# Extracted information
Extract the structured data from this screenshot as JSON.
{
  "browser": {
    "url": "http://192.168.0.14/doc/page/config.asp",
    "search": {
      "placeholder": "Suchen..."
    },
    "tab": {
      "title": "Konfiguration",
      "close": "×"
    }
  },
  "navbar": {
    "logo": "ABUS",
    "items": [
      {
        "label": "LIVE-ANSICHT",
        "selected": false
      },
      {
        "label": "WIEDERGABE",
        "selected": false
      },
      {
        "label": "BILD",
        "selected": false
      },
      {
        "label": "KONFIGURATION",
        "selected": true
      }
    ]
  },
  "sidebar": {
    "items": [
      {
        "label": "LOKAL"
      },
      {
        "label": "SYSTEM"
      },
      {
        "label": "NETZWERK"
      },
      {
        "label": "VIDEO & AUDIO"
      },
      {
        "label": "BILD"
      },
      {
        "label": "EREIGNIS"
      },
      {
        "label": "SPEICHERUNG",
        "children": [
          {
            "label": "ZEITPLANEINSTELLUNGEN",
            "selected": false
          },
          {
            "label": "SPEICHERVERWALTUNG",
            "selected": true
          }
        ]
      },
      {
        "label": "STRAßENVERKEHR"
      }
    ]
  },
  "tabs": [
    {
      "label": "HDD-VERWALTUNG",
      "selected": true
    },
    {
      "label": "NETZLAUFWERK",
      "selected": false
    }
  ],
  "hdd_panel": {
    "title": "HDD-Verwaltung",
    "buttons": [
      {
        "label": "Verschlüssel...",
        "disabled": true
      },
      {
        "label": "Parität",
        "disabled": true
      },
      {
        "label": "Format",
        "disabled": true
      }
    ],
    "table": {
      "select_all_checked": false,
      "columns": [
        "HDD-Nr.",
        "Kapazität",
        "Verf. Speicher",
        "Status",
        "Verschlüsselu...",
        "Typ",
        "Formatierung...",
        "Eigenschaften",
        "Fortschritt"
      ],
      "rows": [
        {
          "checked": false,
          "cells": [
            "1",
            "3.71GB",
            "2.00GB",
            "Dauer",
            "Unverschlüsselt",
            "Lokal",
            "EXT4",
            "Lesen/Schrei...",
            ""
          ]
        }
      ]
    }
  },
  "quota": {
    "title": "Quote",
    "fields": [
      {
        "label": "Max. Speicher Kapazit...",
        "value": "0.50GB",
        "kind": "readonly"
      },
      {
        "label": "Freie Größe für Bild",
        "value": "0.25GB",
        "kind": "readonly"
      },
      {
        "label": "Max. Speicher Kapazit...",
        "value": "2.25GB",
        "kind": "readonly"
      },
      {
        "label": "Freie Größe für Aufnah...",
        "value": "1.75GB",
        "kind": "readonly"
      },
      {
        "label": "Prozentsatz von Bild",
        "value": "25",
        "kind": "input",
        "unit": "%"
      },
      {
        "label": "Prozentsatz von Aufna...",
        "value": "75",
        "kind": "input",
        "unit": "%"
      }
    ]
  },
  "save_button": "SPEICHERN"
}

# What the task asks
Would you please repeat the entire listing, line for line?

# Output of the task
Extract the structured data from this screenshot as JSON.
{
  "browser": {
    "url": "http://192.168.0.14/doc/page/config.asp",
    "search": {
      "placeholder": "Suchen..."
    },
    "tab": {
      "title": "Konfiguration",
      "close": "×"
    }
  },
  "navbar": {
    "logo": "ABUS",
    "items": [
      {
        "label": "LIVE-ANSICHT",
        "selected": false
      },
      {
        "label": "WIEDERGABE",
        "selected": false
      },
      {
        "label": "BILD",
        "selected": false
      },
      {
        "label": "KONFIGURATION",
        "selected": true
      }
    ]
  },
  "sidebar": {
    "items": [
      {
        "label": "LOKAL"
      },
      {
        "label": "SYSTEM"
      },
      {
        "label": "NETZWERK"
      },
      {
        "label": "VIDEO & AUDIO"
      },
      {
        "label": "BILD"
      },
      {
        "label": "EREIGNIS"
      },
      {
        "label": "SPEICHERUNG",
        "children": [
          {
            "label": "ZEITPLANEINSTELLUNGEN",
            "selected": false
          },
          {
            "label": "SPEICHERVERWALTUNG",
            "selected": true
          }
        ]
      },
      {
        "label": "STRAßENVERKEHR"
      }
    ]
  },
  "tabs": [
    {
      "label": "HDD-VERWALTUNG",
      "selected": true
    },
    {
      "label": "NETZLAUFWERK",
      "selected": false
    }
  ],
  "hdd_panel": {
    "title": "HDD-Verwaltung",
    "buttons": [
      {
        "label": "Verschlüssel...",
        "disabled": true
      },
      {
        "label": "Parität",
        "disabled": true
      },
      {
        "label": "Format",
        "disabled": true
      }
    ],
    "table": {
      "select_all_checked": false,
      "columns": [
        "HDD-Nr.",
        "Kapazität",
        "Verf. Speicher",
        "Status",
        "Verschlüsselu...",
        "Typ",
        "Formatierung...",
        "Eigenschaften",
        "Fortschritt"
      ],
      "rows": [
        {
          "checked": false,
          "cells": [
            "1",
            "3.71GB",
            "2.00GB",
            "Dauer",
            "Unverschlüsselt",
            "Lokal",
            "EXT4",
            "Lesen/Schrei...",
            ""
          ]
        }
      ]
    }
  },
  "quota": {
    "title": "Quote",
    "fields": [
      {
        "label": "Max. Speicher Kapazit...",
        "value": "0.50GB",
        "kind": "readonly"
      },
      {
        "label": "Freie Größe für Bild",
        "value": "0.25GB",
        "kind": "readonly"
      },
      {
        "label": "Max. Speicher Kapazit...",
        "value": "2.25GB",
        "kind": "readonly"
      },
      {
        "label": "Freie Größe für Aufnah...",
        "value": "1.75GB",
        "kind": "readonly"
      },
      {
        "label": "Prozentsatz von Bild",
        "value": "25",
        "kind": "input",
        "unit": "%"
      },
      {
        "label": "Prozentsatz von Aufna...",
        "value": "75",
        "kind": "input",
        "unit": "%"
      }
    ]
  },
  "save_button": "SPEICHERN"
}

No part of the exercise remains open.